# [Directions]
The word "online" occurs in some lines of the data. Return each such line.

# [Exercise data]
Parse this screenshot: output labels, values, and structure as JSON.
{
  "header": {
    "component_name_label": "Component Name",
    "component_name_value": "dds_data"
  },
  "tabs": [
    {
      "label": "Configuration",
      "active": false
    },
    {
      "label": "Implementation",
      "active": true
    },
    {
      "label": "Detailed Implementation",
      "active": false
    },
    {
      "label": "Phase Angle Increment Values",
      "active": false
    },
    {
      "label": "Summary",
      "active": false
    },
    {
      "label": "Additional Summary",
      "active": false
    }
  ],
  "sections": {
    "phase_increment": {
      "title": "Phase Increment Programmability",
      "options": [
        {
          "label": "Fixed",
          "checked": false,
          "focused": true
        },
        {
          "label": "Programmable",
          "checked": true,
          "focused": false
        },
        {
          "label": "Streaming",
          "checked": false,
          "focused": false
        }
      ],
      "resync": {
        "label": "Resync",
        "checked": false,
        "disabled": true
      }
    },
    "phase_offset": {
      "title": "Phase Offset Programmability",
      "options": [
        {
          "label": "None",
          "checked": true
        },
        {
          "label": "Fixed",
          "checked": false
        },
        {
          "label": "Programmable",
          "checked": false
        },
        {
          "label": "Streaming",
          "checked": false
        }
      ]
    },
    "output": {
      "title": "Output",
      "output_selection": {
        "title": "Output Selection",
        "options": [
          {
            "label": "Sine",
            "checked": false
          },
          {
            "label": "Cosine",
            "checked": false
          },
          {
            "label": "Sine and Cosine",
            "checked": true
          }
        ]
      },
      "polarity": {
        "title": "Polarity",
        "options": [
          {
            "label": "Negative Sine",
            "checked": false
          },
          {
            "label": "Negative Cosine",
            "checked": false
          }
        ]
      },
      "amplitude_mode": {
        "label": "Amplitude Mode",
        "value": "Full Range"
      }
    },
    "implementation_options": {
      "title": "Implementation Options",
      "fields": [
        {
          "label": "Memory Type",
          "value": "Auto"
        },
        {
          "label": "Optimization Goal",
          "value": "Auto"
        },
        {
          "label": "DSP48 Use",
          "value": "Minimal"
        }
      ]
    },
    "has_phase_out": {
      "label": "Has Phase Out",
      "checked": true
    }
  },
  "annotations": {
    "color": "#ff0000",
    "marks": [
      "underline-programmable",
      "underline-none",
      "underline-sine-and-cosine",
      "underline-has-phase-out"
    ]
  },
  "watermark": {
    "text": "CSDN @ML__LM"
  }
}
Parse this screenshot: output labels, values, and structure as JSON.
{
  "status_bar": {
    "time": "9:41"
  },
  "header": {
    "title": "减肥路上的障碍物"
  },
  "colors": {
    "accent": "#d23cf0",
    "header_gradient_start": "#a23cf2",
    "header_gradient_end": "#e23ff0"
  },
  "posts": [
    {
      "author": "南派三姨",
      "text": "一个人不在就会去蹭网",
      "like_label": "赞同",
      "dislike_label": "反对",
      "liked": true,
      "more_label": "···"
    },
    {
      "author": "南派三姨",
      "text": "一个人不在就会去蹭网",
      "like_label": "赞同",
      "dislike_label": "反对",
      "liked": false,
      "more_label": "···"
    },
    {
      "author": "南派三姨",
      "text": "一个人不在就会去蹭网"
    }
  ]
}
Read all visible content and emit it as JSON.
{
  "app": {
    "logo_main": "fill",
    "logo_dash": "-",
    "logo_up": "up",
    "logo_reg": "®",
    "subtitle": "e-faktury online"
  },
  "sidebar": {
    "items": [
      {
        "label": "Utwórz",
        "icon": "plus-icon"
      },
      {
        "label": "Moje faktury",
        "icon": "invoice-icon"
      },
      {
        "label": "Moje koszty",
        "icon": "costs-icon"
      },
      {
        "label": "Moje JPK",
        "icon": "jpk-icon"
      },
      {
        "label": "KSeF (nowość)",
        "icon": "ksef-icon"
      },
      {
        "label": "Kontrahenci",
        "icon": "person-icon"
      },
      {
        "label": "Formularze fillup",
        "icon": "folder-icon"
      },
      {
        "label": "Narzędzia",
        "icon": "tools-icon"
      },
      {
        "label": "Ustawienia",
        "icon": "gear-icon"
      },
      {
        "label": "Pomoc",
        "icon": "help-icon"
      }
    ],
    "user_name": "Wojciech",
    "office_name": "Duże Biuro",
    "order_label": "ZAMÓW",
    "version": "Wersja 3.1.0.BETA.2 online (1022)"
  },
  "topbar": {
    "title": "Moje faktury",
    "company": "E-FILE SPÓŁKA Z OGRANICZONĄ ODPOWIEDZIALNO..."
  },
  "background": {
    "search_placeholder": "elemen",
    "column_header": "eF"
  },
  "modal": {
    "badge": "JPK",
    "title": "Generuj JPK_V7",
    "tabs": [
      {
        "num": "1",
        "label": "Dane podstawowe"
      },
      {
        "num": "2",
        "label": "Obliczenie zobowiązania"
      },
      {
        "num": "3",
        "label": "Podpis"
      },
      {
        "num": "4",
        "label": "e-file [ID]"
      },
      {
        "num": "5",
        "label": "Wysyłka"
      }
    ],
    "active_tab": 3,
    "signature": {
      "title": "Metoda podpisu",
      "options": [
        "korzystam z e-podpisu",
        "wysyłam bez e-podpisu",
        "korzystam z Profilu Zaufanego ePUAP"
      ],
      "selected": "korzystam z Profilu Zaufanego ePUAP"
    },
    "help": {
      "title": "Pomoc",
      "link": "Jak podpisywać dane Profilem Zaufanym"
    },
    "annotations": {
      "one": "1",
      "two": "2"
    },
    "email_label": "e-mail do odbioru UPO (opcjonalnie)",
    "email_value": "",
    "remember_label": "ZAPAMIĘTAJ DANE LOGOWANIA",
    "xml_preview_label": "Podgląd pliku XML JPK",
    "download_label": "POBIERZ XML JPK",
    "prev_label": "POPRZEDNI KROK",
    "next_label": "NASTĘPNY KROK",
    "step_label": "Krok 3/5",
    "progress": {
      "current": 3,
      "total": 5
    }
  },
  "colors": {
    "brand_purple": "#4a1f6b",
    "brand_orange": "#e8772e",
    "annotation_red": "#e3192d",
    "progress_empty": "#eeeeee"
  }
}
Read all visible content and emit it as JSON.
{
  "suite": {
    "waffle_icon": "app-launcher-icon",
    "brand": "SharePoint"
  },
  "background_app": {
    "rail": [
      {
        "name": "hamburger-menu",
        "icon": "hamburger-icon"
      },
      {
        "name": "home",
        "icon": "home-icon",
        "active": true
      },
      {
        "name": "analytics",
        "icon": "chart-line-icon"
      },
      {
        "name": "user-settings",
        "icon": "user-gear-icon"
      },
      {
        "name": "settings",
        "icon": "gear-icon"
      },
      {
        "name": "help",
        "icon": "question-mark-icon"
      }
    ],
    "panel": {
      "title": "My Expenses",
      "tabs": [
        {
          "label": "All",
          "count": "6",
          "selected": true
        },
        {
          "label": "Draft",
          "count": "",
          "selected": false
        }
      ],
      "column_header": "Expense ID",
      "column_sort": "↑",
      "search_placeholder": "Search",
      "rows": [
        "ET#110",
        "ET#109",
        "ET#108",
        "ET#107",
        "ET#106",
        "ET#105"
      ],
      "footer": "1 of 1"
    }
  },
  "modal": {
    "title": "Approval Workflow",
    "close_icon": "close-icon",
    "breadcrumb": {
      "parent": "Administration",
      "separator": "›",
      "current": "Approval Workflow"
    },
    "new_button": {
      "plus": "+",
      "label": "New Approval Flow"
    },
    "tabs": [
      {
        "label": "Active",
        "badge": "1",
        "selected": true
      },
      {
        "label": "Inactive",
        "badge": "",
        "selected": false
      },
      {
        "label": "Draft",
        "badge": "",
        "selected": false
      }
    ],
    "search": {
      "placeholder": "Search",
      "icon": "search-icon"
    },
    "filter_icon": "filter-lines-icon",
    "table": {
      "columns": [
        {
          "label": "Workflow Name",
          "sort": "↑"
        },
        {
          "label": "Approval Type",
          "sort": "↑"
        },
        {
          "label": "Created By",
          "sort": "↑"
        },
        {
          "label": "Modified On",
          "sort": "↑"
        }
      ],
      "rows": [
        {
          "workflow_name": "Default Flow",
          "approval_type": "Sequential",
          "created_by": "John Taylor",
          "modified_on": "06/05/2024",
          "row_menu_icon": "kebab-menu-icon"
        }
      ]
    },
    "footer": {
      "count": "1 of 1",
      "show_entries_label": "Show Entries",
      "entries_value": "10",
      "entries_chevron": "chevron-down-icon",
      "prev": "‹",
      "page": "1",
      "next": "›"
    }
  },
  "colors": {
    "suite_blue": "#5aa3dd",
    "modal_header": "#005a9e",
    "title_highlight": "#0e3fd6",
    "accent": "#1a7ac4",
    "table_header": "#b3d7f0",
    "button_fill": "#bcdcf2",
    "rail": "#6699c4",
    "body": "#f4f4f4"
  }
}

# [Written reply]
    "subtitle": "e-faktury online"
    "version": "Wersja 3.1.0.BETA.2 online (1022)"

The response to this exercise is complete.